Saturday, July 18, 2015

Rambling Whispers

While researching the history of my family, I realized I had a lot of dates and places and events, but I didn't have any stories. 
For instance, my maternal grandfather loved to sing to me when I was a little girl living in Montreal. We were a happy family for the most part. Mom and I lived with my grandfather Ovila and grandmother Bertha, and one brother, my beloved Uncle Lorne. My father was in the Army stationed in Stuttgart, Germany with the Occupation Troops, so living with my grandparents made sense. 

But back to my grandfather and his singing. Mine and his favorite song was 'Oh My Papa', I still tear up when I hear it, I'm transported back to a time when everyone was love, for a four year old, life was very good. I used to tell my grandfather, "Listen to me sing," and then I would go stand behind the door and sing my heart out for him, I just didn't want anyone to watch me while I sung, I was very shy. He always called me his 'Pet', even in his letters.

My great-grandmother  Elizabeth 'Lizzie' Williamson also lived with grandmother and grandfather, Bertha was her youngest child and I don't think they had ever lived apart. Lizzie called my grandfather 'Billy', and would sometimes meet him at the door after he came home from work and say, "Dance with me, Billy!" and off they'd go dancing an Irish jig. She used to take a short nap every afternoon, one afternoon she never woke up. She was in her early 80's.

Lizzie was born in Quebec City near or in the Irish Settlement.
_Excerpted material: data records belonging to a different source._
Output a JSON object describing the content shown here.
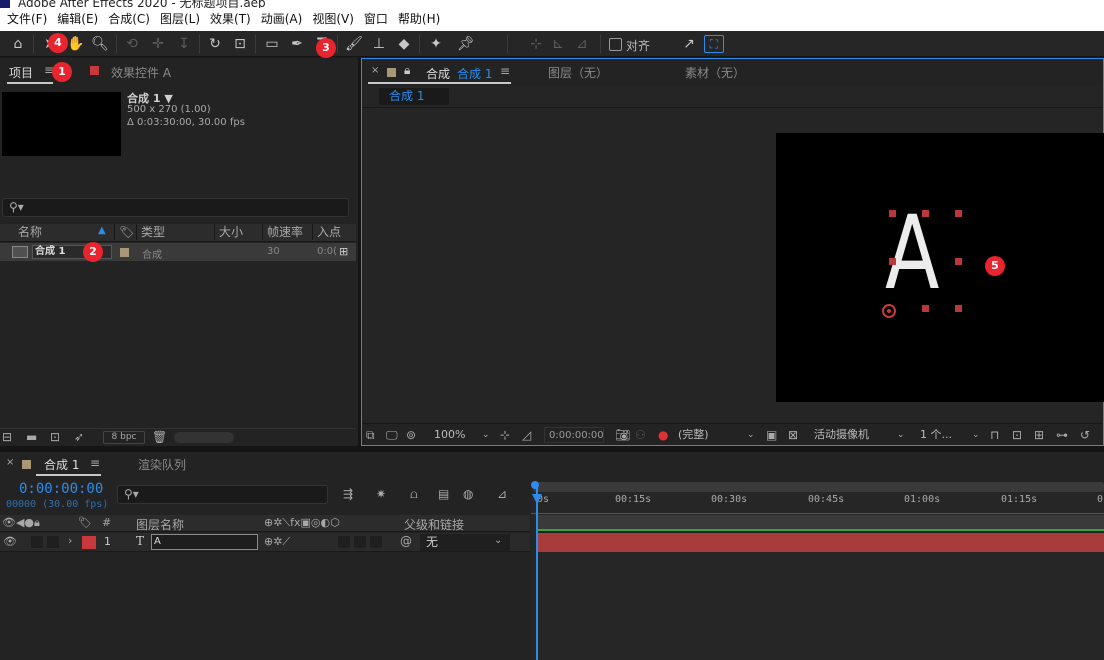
{
  "window": {
    "title": "Adobe After Effects 2020 - 无标题项目.aep"
  },
  "menu": [
    "文件(F)",
    "编辑(E)",
    "合成(C)",
    "图层(L)",
    "效果(T)",
    "动画(A)",
    "视图(V)",
    "窗口",
    "帮助(H)"
  ],
  "toolbar": {
    "align_label": "对齐"
  },
  "badges": [
    "1",
    "2",
    "3",
    "4",
    "5"
  ],
  "project_panel": {
    "tab_label": "项目",
    "effects_tab": "效果控件 A",
    "comp_name": "合成 1 ▼",
    "comp_size": "500 x 270 (1.00)",
    "comp_duration": "Δ 0:03:30:00, 30.00 fps",
    "search_icon": "search-icon",
    "columns": [
      "名称",
      "类型",
      "大小",
      "帧速率",
      "入点"
    ],
    "items": [
      {
        "name": "合成 1",
        "type": "合成",
        "fps": "30",
        "in": "0:0("
      }
    ],
    "bpc": "8 bpc"
  },
  "comp_panel": {
    "lock_icon": "lock-icon",
    "tab_prefix": "合成",
    "tab_name": "合成 1",
    "layer_tab": "图层（无）",
    "footage_tab": "素材（无）",
    "sub_tab": "合成 1",
    "canvas_text": "A",
    "zoom": "100%",
    "timecode": "0:00:00:00",
    "resolution": "(完整)",
    "camera": "活动摄像机",
    "views": "1 个..."
  },
  "timeline": {
    "tab": "合成 1",
    "render_queue": "渲染队列",
    "timecode": "0:00:00:00",
    "frames": "00000 (30.00 fps)",
    "col_num": "#",
    "col_layer_name": "图层名称",
    "col_parent": "父级和链接",
    "layer": {
      "index": "1",
      "type_icon": "T",
      "name": "A",
      "parent": "无"
    },
    "ruler": [
      "0s",
      "00:15s",
      "00:30s",
      "00:45s",
      "01:00s",
      "01:15s",
      "0"
    ]
  },
  "colors": {
    "accent": "#2d8ceb",
    "label_red": "#c8393d",
    "layer_bar": "#a83c3c",
    "badge": "#e8242f"
  }
}
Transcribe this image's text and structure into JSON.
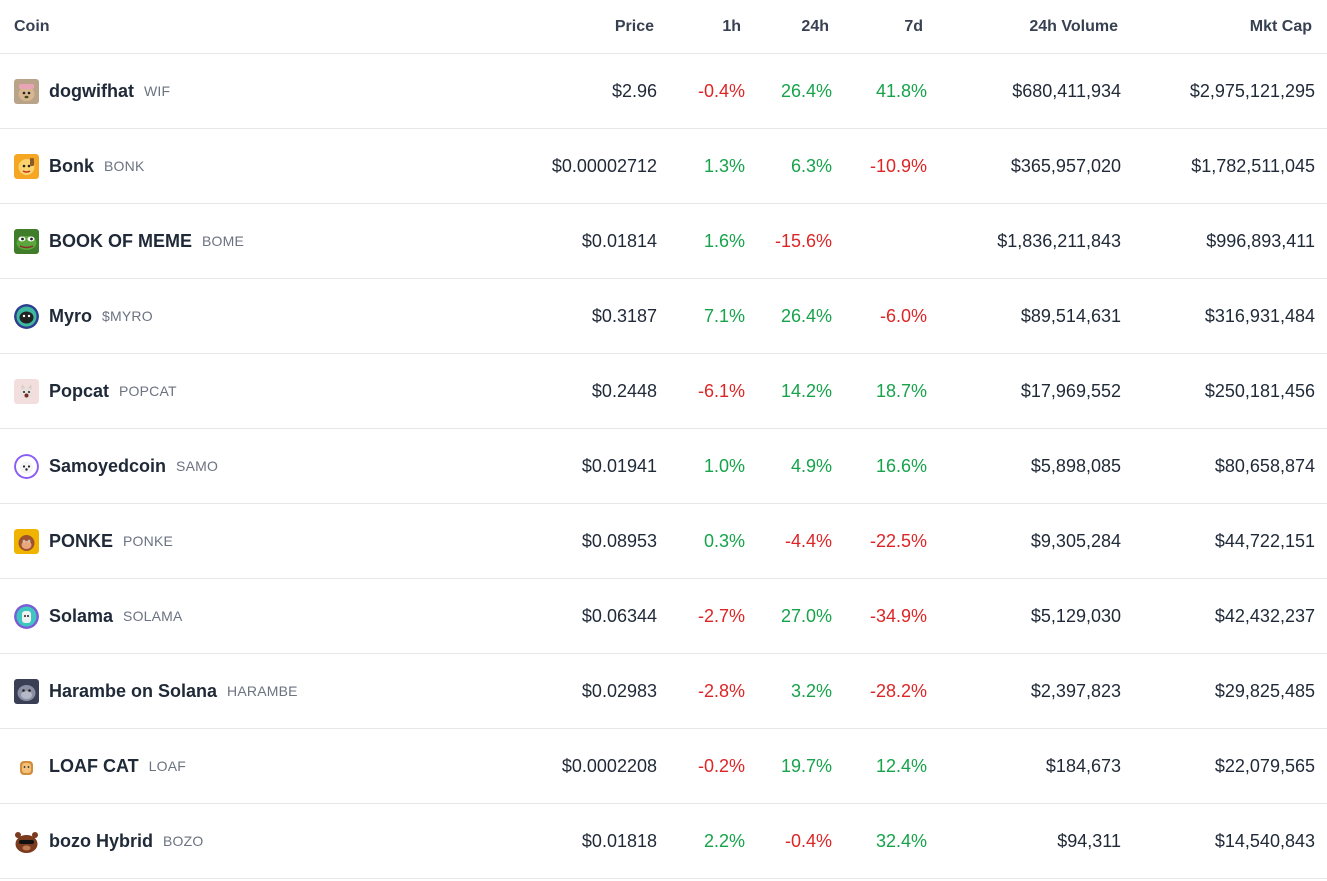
{
  "header": {
    "coin": "Coin",
    "price": "Price",
    "h1": "1h",
    "h24": "24h",
    "d7": "7d",
    "volume": "24h Volume",
    "mcap": "Mkt Cap"
  },
  "colors": {
    "positive": "#16a34a",
    "negative": "#dc2626",
    "text": "#1f2937",
    "muted": "#6b7280",
    "border": "#e5e7eb"
  },
  "rows": [
    {
      "name": "dogwifhat",
      "symbol": "WIF",
      "icon": "dog-hat-icon",
      "price": "$2.96",
      "h1": "-0.4%",
      "h24": "26.4%",
      "d7": "41.8%",
      "volume": "$680,411,934",
      "mcap": "$2,975,121,295"
    },
    {
      "name": "Bonk",
      "symbol": "BONK",
      "icon": "bonk-dog-icon",
      "price": "$0.00002712",
      "h1": "1.3%",
      "h24": "6.3%",
      "d7": "-10.9%",
      "volume": "$365,957,020",
      "mcap": "$1,782,511,045"
    },
    {
      "name": "BOOK OF MEME",
      "symbol": "BOME",
      "icon": "pepe-frog-icon",
      "price": "$0.01814",
      "h1": "1.6%",
      "h24": "-15.6%",
      "d7": "",
      "volume": "$1,836,211,843",
      "mcap": "$996,893,411"
    },
    {
      "name": "Myro",
      "symbol": "$MYRO",
      "icon": "myro-dog-icon",
      "price": "$0.3187",
      "h1": "7.1%",
      "h24": "26.4%",
      "d7": "-6.0%",
      "volume": "$89,514,631",
      "mcap": "$316,931,484"
    },
    {
      "name": "Popcat",
      "symbol": "POPCAT",
      "icon": "popcat-icon",
      "price": "$0.2448",
      "h1": "-6.1%",
      "h24": "14.2%",
      "d7": "18.7%",
      "volume": "$17,969,552",
      "mcap": "$250,181,456"
    },
    {
      "name": "Samoyedcoin",
      "symbol": "SAMO",
      "icon": "samoyed-icon",
      "price": "$0.01941",
      "h1": "1.0%",
      "h24": "4.9%",
      "d7": "16.6%",
      "volume": "$5,898,085",
      "mcap": "$80,658,874"
    },
    {
      "name": "PONKE",
      "symbol": "PONKE",
      "icon": "ponke-monkey-icon",
      "price": "$0.08953",
      "h1": "0.3%",
      "h24": "-4.4%",
      "d7": "-22.5%",
      "volume": "$9,305,284",
      "mcap": "$44,722,151"
    },
    {
      "name": "Solama",
      "symbol": "SOLAMA",
      "icon": "solama-llama-icon",
      "price": "$0.06344",
      "h1": "-2.7%",
      "h24": "27.0%",
      "d7": "-34.9%",
      "volume": "$5,129,030",
      "mcap": "$42,432,237"
    },
    {
      "name": "Harambe on Solana",
      "symbol": "HARAMBE",
      "icon": "harambe-gorilla-icon",
      "price": "$0.02983",
      "h1": "-2.8%",
      "h24": "3.2%",
      "d7": "-28.2%",
      "volume": "$2,397,823",
      "mcap": "$29,825,485"
    },
    {
      "name": "LOAF CAT",
      "symbol": "LOAF",
      "icon": "bread-loaf-icon",
      "price": "$0.0002208",
      "h1": "-0.2%",
      "h24": "19.7%",
      "d7": "12.4%",
      "volume": "$184,673",
      "mcap": "$22,079,565"
    },
    {
      "name": "bozo Hybrid",
      "symbol": "BOZO",
      "icon": "bozo-bear-icon",
      "price": "$0.01818",
      "h1": "2.2%",
      "h24": "-0.4%",
      "d7": "32.4%",
      "volume": "$94,311",
      "mcap": "$14,540,843"
    }
  ]
}
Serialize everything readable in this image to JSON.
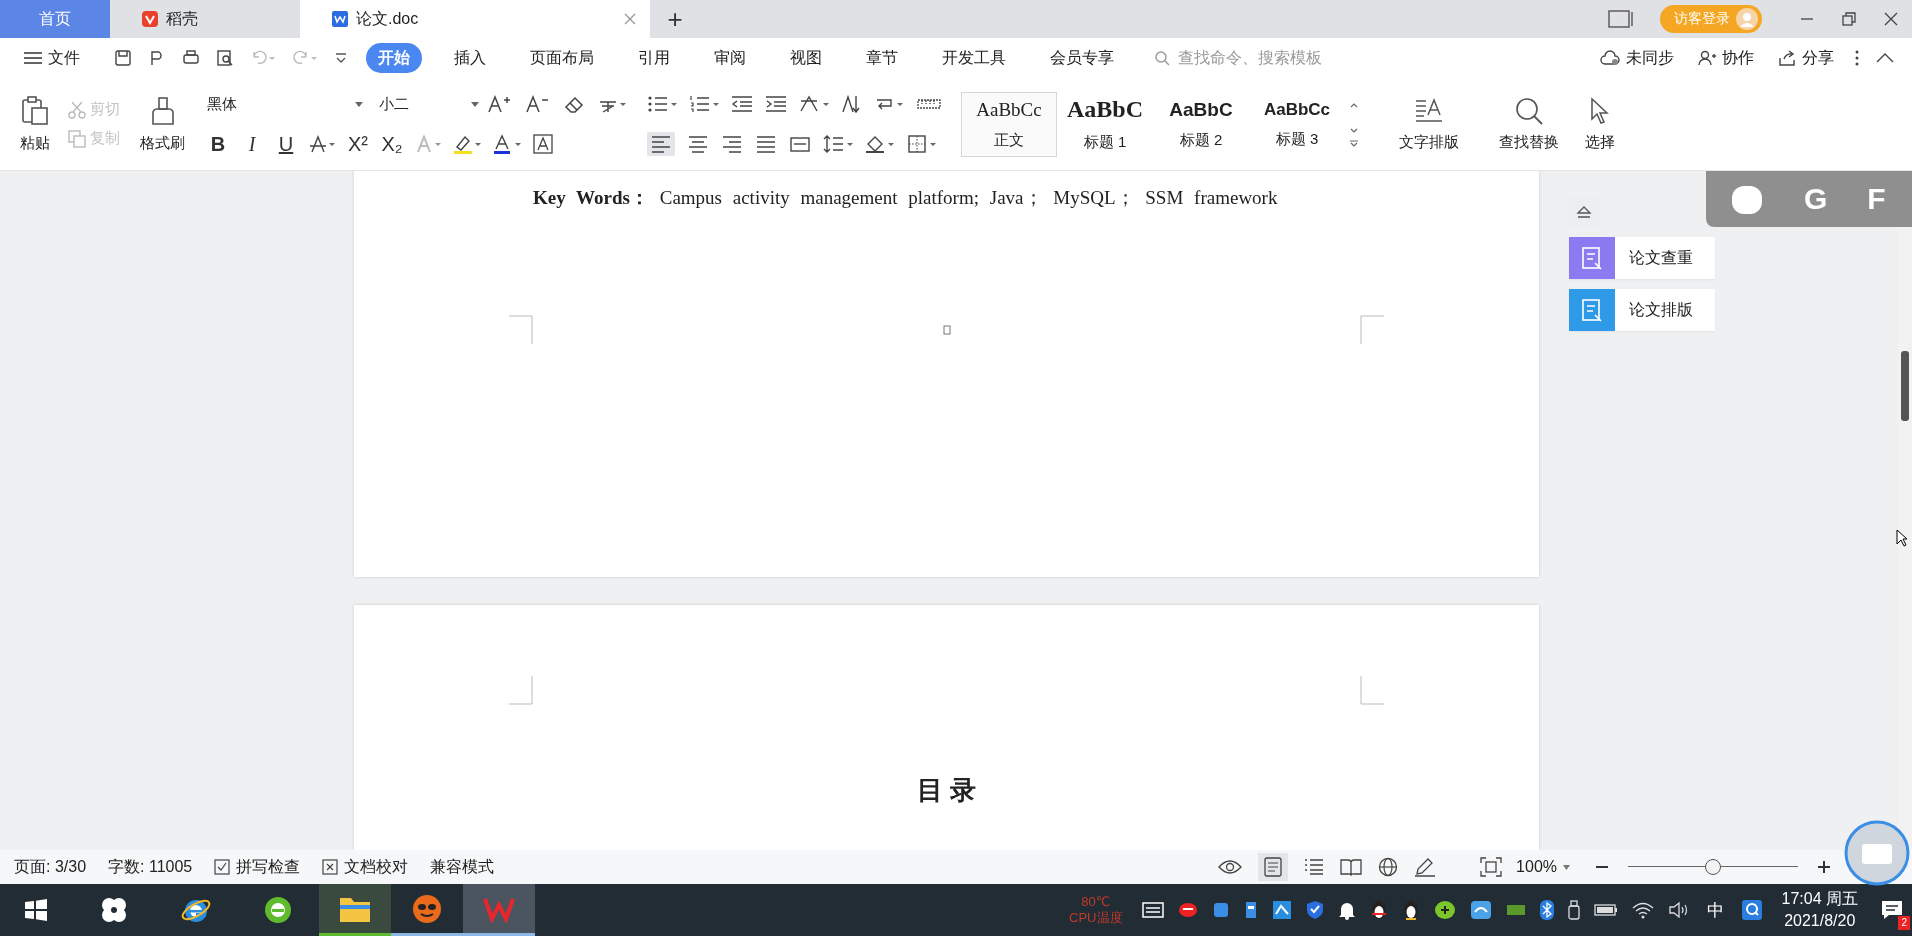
{
  "tabs": [
    {
      "label": "首页",
      "kind": "home",
      "selected": false
    },
    {
      "label": "稻壳",
      "kind": "app",
      "selected": false
    },
    {
      "label": "论文.doc",
      "kind": "doc",
      "selected": true
    }
  ],
  "new_tab": "+",
  "account_button": "访客登录",
  "menu": {
    "file": "文件",
    "items": [
      {
        "label": "开始",
        "selected": true
      },
      {
        "label": "插入",
        "selected": false
      },
      {
        "label": "页面布局",
        "selected": false
      },
      {
        "label": "引用",
        "selected": false
      },
      {
        "label": "审阅",
        "selected": false
      },
      {
        "label": "视图",
        "selected": false
      },
      {
        "label": "章节",
        "selected": false
      },
      {
        "label": "开发工具",
        "selected": false
      },
      {
        "label": "会员专享",
        "selected": false
      }
    ],
    "search": {
      "placeholder": "查找命令、搜索模板"
    },
    "sync": "未同步",
    "collab": "协作",
    "share": "分享"
  },
  "ribbon": {
    "paste": "粘贴",
    "cut": "剪切",
    "copy": "复制",
    "format_painter": "格式刷",
    "font": "黑体",
    "font_size": "小二",
    "bold": "B",
    "italic": "I",
    "underline": "U",
    "superscript": "X²",
    "subscript": "X₂",
    "styles": [
      {
        "preview": "AaBbCc",
        "name": "正文",
        "kind": "body",
        "selected": true
      },
      {
        "preview": "AaBbC",
        "name": "标题 1",
        "kind": "h1",
        "selected": false
      },
      {
        "preview": "AaBbC",
        "name": "标题 2",
        "kind": "h2",
        "selected": false
      },
      {
        "preview": "AaBbCc",
        "name": "标题 3",
        "kind": "h3",
        "selected": false
      }
    ],
    "text_layout": "文字排版",
    "find_replace": "查找替换",
    "select": "选择"
  },
  "document": {
    "keywords": "**Key Words：** Campus activity management platform; Java；  MySQL；  SSM framework",
    "heading": "目 录"
  },
  "side_panel": [
    {
      "label": "论文查重",
      "color": "#8a7cf0"
    },
    {
      "label": "论文排版",
      "color": "#2f9be8"
    }
  ],
  "recorder_toolbar": [
    "G",
    "F"
  ],
  "status_bar": {
    "page": "页面: 3/30",
    "words": "字数: 11005",
    "spell_check": "拼写检查",
    "proofread": "文档校对",
    "compat": "兼容模式",
    "zoom": "100%",
    "zoom_slider": {
      "level": 0.5
    }
  },
  "taskbar": {
    "cpu_temp": "80℃",
    "cpu_label": "CPU温度",
    "ime": "中",
    "time": "17:04 周五",
    "date": "2021/8/20",
    "notifications": "2"
  }
}
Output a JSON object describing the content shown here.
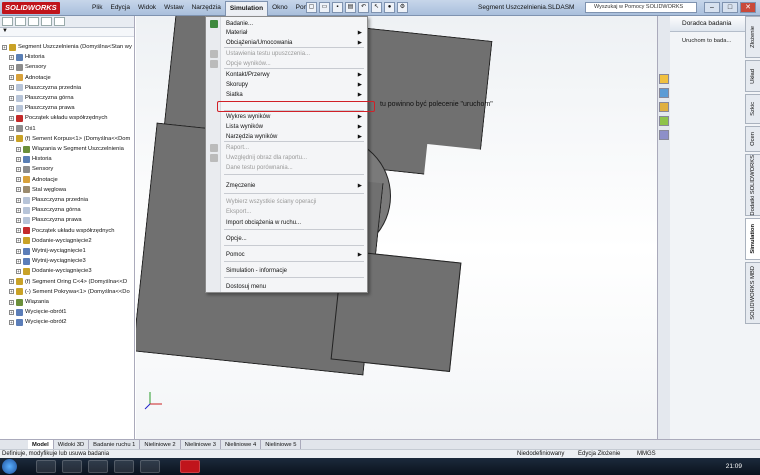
{
  "app": {
    "logo": "SOLIDWORKS",
    "doc_title": "Segment Uszczelnienia.SLDASM",
    "search_placeholder": "Wyszukaj w Pomocy SOLIDWORKS"
  },
  "menubar": {
    "items": [
      "Plik",
      "Edycja",
      "Widok",
      "Wstaw",
      "Narzędzia",
      "Simulation",
      "Okno",
      "Pomoc"
    ],
    "active": "Simulation"
  },
  "feature_tree": {
    "rows": [
      {
        "label": "Segment Uszczelnienia (Domyślna<Stan wy",
        "level": 0,
        "icon_color": "#c9a227"
      },
      {
        "label": "Historia",
        "level": 1,
        "icon_color": "#5a7fb5"
      },
      {
        "label": "Sensory",
        "level": 1,
        "icon_color": "#8c8c8c"
      },
      {
        "label": "Adnotacje",
        "level": 1,
        "icon_color": "#d8a13a"
      },
      {
        "label": "Płaszczyzna przednia",
        "level": 1,
        "icon_color": "#b7c4d8"
      },
      {
        "label": "Płaszczyzna górna",
        "level": 1,
        "icon_color": "#b7c4d8"
      },
      {
        "label": "Płaszczyzna prawa",
        "level": 1,
        "icon_color": "#b7c4d8"
      },
      {
        "label": "Początek układu współrzędnych",
        "level": 1,
        "icon_color": "#c42a2a"
      },
      {
        "label": "Oś1",
        "level": 1,
        "icon_color": "#8c8c8c"
      },
      {
        "label": "(f) Sement Korpus<1> (Domyślna<<Dom",
        "level": 1,
        "icon_color": "#c9a227"
      },
      {
        "label": "Wiązania w Segment Uszczelnienia",
        "level": 2,
        "icon_color": "#6b8f3a"
      },
      {
        "label": "Historia",
        "level": 2,
        "icon_color": "#5a7fb5"
      },
      {
        "label": "Sensory",
        "level": 2,
        "icon_color": "#8c8c8c"
      },
      {
        "label": "Adnotacje",
        "level": 2,
        "icon_color": "#d8a13a"
      },
      {
        "label": "Stal węglowa",
        "level": 2,
        "icon_color": "#9b8b6e"
      },
      {
        "label": "Płaszczyzna przednia",
        "level": 2,
        "icon_color": "#b7c4d8"
      },
      {
        "label": "Płaszczyzna górna",
        "level": 2,
        "icon_color": "#b7c4d8"
      },
      {
        "label": "Płaszczyzna prawa",
        "level": 2,
        "icon_color": "#b7c4d8"
      },
      {
        "label": "Początek układu współrzędnych",
        "level": 2,
        "icon_color": "#c42a2a"
      },
      {
        "label": "Dodanie-wyciągnięcie2",
        "level": 2,
        "icon_color": "#c9a227"
      },
      {
        "label": "Wytnij-wyciągnięcie1",
        "level": 2,
        "icon_color": "#5b7db8"
      },
      {
        "label": "Wytnij-wyciągnięcie3",
        "level": 2,
        "icon_color": "#5b7db8"
      },
      {
        "label": "Dodanie-wyciągnięcie3",
        "level": 2,
        "icon_color": "#c9a227"
      },
      {
        "label": "(f) Segment Oring C<4> (Domyślna<<D",
        "level": 1,
        "icon_color": "#c9a227"
      },
      {
        "label": "(-) Sement Pokrywa<1> (Domyślna<<Do",
        "level": 1,
        "icon_color": "#c9a227"
      },
      {
        "label": "Wiązania",
        "level": 1,
        "icon_color": "#6b8f3a"
      },
      {
        "label": "Wycięcie-obrót1",
        "level": 1,
        "icon_color": "#5b7db8"
      },
      {
        "label": "Wycięcie-obrót2",
        "level": 1,
        "icon_color": "#5b7db8"
      }
    ]
  },
  "sim_menu": {
    "items": [
      {
        "label": "Badanie...",
        "disabled": false,
        "submenu": false,
        "icon": "study-icon",
        "icon_color": "#3f8a3f"
      },
      {
        "label": "Materiał",
        "disabled": false,
        "submenu": true
      },
      {
        "label": "Obciążenia/Umocowania",
        "disabled": false,
        "submenu": true
      },
      {
        "label": "Ustawienia testu upuszczenia...",
        "disabled": true,
        "submenu": false,
        "icon": "drop-test-icon",
        "icon_color": "#bbbbbb"
      },
      {
        "label": "Opcje wyników...",
        "disabled": true,
        "submenu": false,
        "icon": "result-options-icon",
        "icon_color": "#bbbbbb"
      },
      {
        "label": "Kontakt/Przerwy",
        "disabled": false,
        "submenu": true
      },
      {
        "label": "Skorupy",
        "disabled": false,
        "submenu": true
      },
      {
        "label": "Siatka",
        "disabled": false,
        "submenu": true
      },
      {
        "label": "",
        "disabled": false,
        "submenu": false,
        "highlighted_empty": true
      },
      {
        "label": "Wykres wyników",
        "disabled": false,
        "submenu": true
      },
      {
        "label": "Lista wyników",
        "disabled": false,
        "submenu": true
      },
      {
        "label": "Narzędzia wyników",
        "disabled": false,
        "submenu": true
      },
      {
        "label": "Raport...",
        "disabled": true,
        "submenu": false,
        "icon": "report-icon",
        "icon_color": "#bbbbbb"
      },
      {
        "label": "Uwzględnij obraz dla raportu...",
        "disabled": true,
        "submenu": false,
        "icon": "image-icon",
        "icon_color": "#bbbbbb"
      },
      {
        "label": "Dane testu porównania...",
        "disabled": true,
        "submenu": false
      },
      {
        "label": "Zmęczenie",
        "disabled": false,
        "submenu": true
      },
      {
        "label": "Wybierz wszystkie ściany operacji",
        "disabled": true,
        "submenu": false
      },
      {
        "label": "Eksport...",
        "disabled": true,
        "submenu": false
      },
      {
        "label": "Import obciążenia w ruchu...",
        "disabled": false,
        "submenu": false
      },
      {
        "label": "Opcje...",
        "disabled": false,
        "submenu": false
      },
      {
        "label": "Pomoc",
        "disabled": false,
        "submenu": true
      },
      {
        "label": "Simulation - informacje",
        "disabled": false,
        "submenu": false
      },
      {
        "label": "Dostosuj menu",
        "disabled": false,
        "submenu": false
      }
    ]
  },
  "annotation_text": "tu powinno być polecenie \"uruchom\"",
  "task_pane": {
    "header": "Doradca badania",
    "link": "Uruchom to bada...",
    "vtabs": [
      "Złożenie",
      "Układ",
      "Szkic",
      "Ocen",
      "Dodatki SOLIDWORKS",
      "Simulation",
      "SOLIDWORKS MBD"
    ],
    "active_vtab": "Simulation"
  },
  "bottom_tabs": {
    "items": [
      "Model",
      "Widoki 3D",
      "Badanie ruchu 1",
      "Nieliniowe 2",
      "Nieliniowe 3",
      "Nieliniowe 4",
      "Nieliniowe 5"
    ],
    "active": "Model"
  },
  "status": {
    "left": "Definiuje, modyfikuje lub usuwa badania",
    "defined": "Niedodefiniowany",
    "mode": "Edycja Złożenie",
    "units": "MMGS"
  },
  "clock": "21:09"
}
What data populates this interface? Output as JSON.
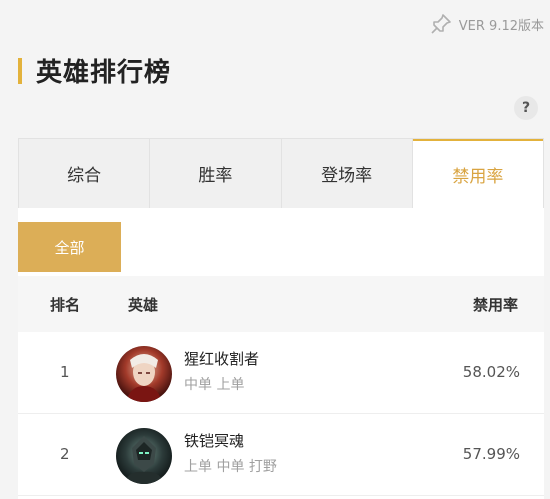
{
  "header": {
    "version": "VER 9.12版本",
    "title": "英雄排行榜",
    "help": "?"
  },
  "tabs": [
    {
      "label": "综合",
      "active": false
    },
    {
      "label": "胜率",
      "active": false
    },
    {
      "label": "登场率",
      "active": false
    },
    {
      "label": "禁用率",
      "active": true
    }
  ],
  "filter": {
    "label": "全部"
  },
  "table": {
    "headers": {
      "rank": "排名",
      "hero": "英雄",
      "rate": "禁用率"
    },
    "rows": [
      {
        "rank": "1",
        "name": "猩红收割者",
        "roles": "中单 上单",
        "rate": "58.02%",
        "avatar_icon": "vladimir-portrait"
      },
      {
        "rank": "2",
        "name": "铁铠冥魂",
        "roles": "上单 中单 打野",
        "rate": "57.99%",
        "avatar_icon": "mordekaiser-portrait"
      }
    ]
  },
  "colors": {
    "accent": "#e3b23c",
    "active_tab_text": "#d9a441",
    "filter_bg": "#dcae57"
  }
}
She married George Burns, a stevedore, and had four children. Edward Albert, William, Ethel, and Bertha. Ethel died of TB. I don't know what happened to William. Bertha is my maternal grandmother. George Burns died the year after my grandmother was born which was 1893. He is buried in the historic Mt. Hermon Cemetery in Quebec City.

Speaking of Lizzie, she would receive a pension once a month and would send my mother out to buy a couple of bottles of Porter (wine), romance magazines, maybe some gum and she would retire to her room perfectly content. One day she was out on the back balcony and spied a hobo relieving himself by the side of the house, she grabbed a basin of cold water and threw it on him, calling him a 'scallywag'!

When my Uncle George was born he was what was known as a 'blue baby', being a home birth, the doctor was more concerned with my grandmother and tended to her instead of my Uncle. Grandmother Lizzie took over and worked on Uncle George until he was well. Because of her heroic measures George was considered frail and was spoiled much to the chagrin of my mother. George grew up to be a hail and hearty man who joined the Royal Canadian Navy at 17 and later the merchant marines and sailed the world.

Lizzie didn't have a lot of use for the Catholics, she called them 'papists'. I wonder if she had to get used to her daughter marrying a French - Canadian Catholic! Her people were Irish Protestants, but she and my grandfather got along very well.